We have entered the high season of political bullshit. In what has become a grand tradition in big media states like California, huge sums of money pour in from throughout the country. That’s especially true on the Central Coast, since several of only a handful of competitive legislative and Congressional seats across the state are here.
This money fuels a never-ending loop of campaign ads and mailers, directly targeting the morality and the character of candidates, as campaigns have given up on the notion that citizens should expect elected leaders to advocate and follow through on a platform of policies. Instead, we are engaged in a contest over our tribal loyalties and social identities. A battle, not so much over our hearts and minds, but over our fears.
I’m not suggesting that elections aren’t about moral challenges, they absolutely are, but if we use elections only to judge the private morality of candidates, we are largely missing the point.
Consider the state Assembly race, pitting Democrat Dawn Ortiz-Legg against Republican Jordan Cunningham. Take them out of this context, and you have two decent human beings who are committed to pubic service. But in the last stretch of the campaign, Cunningham wants you to believe that Ortiz-Legg bathes in the blood of U.S. soldiers and hates our country, despite that fact that she is married to a Vietnam vet. And as a leader of the anti-war group Code Pink, Ortiz-Legg worked with Gold Star Families for Peace and other veterans groups to honor and serve our soldiers during the Iraq War, the greatest foreign policy disaster in U.S. history.
Unlike Cunningham, Dawn supports funding housing and social services for vets. It is relevant that she was right about that policy decision, and Jordan is on the wrong side of history, to the extent that he gave it as much thought as his party’s presidential nominee.
What is less relevant is that Jordan is a criminal defense attorney who’s worked for some really horrible people. The Democratic Party seems to have made this the centerpiece of its attempt to defeat him, but most of us recognize that even horrible people need attorneys in a free society. Yes, the criminal justice system on which attorneys can thrive as parasites is corrupt, but then make our prison-industrial complex the issue, not the scary people Jordan defends.
Things get even weirder when we turn to the 24th Congressional District election. Republican candidate and nice person Justin Fareed is accusing Democrat Salud Carbajal of being a tax cheat and whore who is “out for himself” despite the fact that Carbajal did serve his country (unlike young Fareed), and as a Santa Barbara County supervisor, oversaw the county’s largest reserves and highest bond ratings. Carbajal’s tax policy is absolutely fair game, but the fact that he successfully paid off some property liens after his family recovered from financial hardship is not.

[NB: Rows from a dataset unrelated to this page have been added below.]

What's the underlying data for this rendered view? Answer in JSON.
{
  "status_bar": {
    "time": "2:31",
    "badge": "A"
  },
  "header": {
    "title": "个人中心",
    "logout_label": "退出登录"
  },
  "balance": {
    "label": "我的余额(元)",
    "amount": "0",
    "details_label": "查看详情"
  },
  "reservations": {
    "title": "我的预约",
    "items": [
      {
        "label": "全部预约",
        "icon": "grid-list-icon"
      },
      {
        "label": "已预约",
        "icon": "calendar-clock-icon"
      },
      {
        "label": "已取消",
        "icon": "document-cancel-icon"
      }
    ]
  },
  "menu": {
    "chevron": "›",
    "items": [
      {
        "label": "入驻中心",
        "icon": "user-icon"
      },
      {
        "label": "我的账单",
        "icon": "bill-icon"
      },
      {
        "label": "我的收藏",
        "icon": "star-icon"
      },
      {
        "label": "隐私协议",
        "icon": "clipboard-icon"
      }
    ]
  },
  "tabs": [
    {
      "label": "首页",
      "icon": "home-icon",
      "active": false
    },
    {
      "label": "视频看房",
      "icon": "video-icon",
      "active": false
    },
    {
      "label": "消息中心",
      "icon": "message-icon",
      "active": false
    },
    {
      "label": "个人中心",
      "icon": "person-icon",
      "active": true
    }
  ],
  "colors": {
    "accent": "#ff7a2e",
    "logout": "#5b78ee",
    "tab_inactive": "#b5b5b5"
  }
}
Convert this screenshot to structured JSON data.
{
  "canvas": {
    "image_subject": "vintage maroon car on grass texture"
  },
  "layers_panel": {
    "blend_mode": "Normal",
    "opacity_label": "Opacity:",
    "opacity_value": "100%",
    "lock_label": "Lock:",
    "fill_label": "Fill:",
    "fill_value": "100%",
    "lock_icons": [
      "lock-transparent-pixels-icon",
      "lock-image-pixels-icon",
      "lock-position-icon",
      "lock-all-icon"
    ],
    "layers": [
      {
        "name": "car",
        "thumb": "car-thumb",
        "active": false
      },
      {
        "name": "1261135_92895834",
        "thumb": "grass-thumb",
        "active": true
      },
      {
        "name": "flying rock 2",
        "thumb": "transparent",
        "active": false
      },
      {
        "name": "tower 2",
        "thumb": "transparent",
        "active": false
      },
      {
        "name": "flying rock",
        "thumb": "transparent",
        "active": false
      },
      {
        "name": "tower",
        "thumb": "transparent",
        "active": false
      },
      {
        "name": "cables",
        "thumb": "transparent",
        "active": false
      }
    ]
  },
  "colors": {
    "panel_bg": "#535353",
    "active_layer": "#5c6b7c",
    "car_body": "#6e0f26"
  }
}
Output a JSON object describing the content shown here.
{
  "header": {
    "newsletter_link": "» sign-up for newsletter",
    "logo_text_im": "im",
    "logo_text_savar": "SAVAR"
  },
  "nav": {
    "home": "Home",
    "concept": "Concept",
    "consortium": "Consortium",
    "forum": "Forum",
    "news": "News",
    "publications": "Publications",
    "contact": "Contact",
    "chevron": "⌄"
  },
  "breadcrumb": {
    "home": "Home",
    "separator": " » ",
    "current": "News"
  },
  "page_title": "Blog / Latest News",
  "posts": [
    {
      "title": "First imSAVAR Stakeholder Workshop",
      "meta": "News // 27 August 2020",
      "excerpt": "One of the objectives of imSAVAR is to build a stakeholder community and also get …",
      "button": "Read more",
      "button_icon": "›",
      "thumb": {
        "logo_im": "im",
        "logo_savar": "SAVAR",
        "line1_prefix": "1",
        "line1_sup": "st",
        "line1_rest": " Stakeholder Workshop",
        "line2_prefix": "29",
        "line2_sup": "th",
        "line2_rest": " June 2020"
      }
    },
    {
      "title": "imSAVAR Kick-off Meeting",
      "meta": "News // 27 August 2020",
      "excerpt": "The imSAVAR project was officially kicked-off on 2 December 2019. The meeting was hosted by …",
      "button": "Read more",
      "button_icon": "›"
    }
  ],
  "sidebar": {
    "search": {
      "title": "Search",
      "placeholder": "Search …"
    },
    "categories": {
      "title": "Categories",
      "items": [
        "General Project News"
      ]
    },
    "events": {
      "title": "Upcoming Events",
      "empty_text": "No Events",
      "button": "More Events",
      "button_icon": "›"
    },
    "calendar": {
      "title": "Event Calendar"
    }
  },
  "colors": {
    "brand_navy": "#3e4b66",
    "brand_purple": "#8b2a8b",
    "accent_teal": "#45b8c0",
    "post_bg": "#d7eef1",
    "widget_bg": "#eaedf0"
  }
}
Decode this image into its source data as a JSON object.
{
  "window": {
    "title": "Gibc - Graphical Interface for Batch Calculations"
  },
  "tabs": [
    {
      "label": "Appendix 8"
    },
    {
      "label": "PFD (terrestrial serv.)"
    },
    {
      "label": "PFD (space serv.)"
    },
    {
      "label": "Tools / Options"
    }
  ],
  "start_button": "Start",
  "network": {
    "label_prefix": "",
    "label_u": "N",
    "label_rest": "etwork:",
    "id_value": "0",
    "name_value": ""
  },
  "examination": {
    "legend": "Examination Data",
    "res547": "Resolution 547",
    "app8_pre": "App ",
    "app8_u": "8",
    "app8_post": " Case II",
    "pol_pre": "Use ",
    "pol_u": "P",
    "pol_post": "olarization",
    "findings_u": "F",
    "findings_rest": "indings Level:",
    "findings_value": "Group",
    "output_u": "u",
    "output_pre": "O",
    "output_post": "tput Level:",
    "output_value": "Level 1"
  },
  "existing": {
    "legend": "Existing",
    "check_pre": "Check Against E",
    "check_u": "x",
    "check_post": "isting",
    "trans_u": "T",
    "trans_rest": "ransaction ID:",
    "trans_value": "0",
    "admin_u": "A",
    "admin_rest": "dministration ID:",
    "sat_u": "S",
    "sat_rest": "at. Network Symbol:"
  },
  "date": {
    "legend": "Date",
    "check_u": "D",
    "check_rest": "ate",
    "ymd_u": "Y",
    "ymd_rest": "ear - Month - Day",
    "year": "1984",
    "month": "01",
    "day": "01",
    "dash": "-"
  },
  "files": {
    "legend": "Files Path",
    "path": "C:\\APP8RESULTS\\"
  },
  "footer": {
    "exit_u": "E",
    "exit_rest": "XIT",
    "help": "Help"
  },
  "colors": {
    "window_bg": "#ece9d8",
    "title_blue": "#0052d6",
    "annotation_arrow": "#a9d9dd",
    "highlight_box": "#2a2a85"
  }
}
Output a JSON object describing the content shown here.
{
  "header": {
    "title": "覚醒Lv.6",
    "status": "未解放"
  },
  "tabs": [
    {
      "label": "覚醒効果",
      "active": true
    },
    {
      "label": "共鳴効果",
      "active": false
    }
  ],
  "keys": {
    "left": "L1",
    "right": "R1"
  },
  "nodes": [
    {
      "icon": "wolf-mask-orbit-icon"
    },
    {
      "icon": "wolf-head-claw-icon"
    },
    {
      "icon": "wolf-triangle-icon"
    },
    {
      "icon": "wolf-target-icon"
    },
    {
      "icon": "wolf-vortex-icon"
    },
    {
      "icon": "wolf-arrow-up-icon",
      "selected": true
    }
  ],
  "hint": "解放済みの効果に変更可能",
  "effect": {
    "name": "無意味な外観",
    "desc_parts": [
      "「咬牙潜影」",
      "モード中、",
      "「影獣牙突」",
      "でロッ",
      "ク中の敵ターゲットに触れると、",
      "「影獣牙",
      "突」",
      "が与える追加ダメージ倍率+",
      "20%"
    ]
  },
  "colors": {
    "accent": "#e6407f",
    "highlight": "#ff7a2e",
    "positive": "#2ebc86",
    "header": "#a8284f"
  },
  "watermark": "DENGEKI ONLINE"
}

What is not a legitimate tactic on Carbajal’s part is casually linking Fareed’s face to any part of GOP presidential nominee Donald Trump. Yes, it’s troubling that Fareed has endorsed a lying, misogynist, racist, free-riding stain on humanity for president of the United States. But, to be fair, so have a lot of other people, and we voters deserve to know what policy preferences these two men actually share.
It is dishonest to suggest that Fareed is as repugnant a human being as Donald Trump. It is more likely that Fareed is a petroleum industry experiment (that’s where most of his funding comes from) to create the perfectly loyal generic candidate, by combining the DNA of Sylvester Stallone and Marco Rubio. That’s my theory after watching his ads.
Meanwhile, we have genuine moral challenges that require hard choices. There are plenty of real dilemmas to address this campaign season. In terms of total job growth, San Luis Obispo County has recovered from the Great Recession even better than California or the U.S. as a whole, and green energy and building, design, and construction sectors have grown 20 percent from 2010 to 2014, according to BW Research. However, our agricultural and tourism-driven economy has contributed to a “low-wage recovery” and created a massive jobs-housing mismatch.
While the relatively few Tier 1 careers (attorneys, physicians, scientists) and wealthy retirees are driving the housing market, most employees in the county are earning wages below state averages. As a result, even high-tech manufacturing and other high-wage employers have trouble filling positions because of the scarcity of housing at entry-level wages. We have a moral obligation to plan responsibly, to reduce economic inequalities, and to incorporate a long-term housing policy as part of a broader environmental policy that also addresses our water crisis. It looks as though we will have to wait until after the elections to get serious, but I’m putting on my boots and doing my best.
Michael Latner is a political science professor and Master of Public Policy Program director at Cal Poly. He contributes to Rhetoric & Reason, an opinion column about local politics and the issues affecting the Central Coast, in rotation with Al Fonzi, chairman of the Republican Party of SLO County. Send comments through the editor at email@example.com.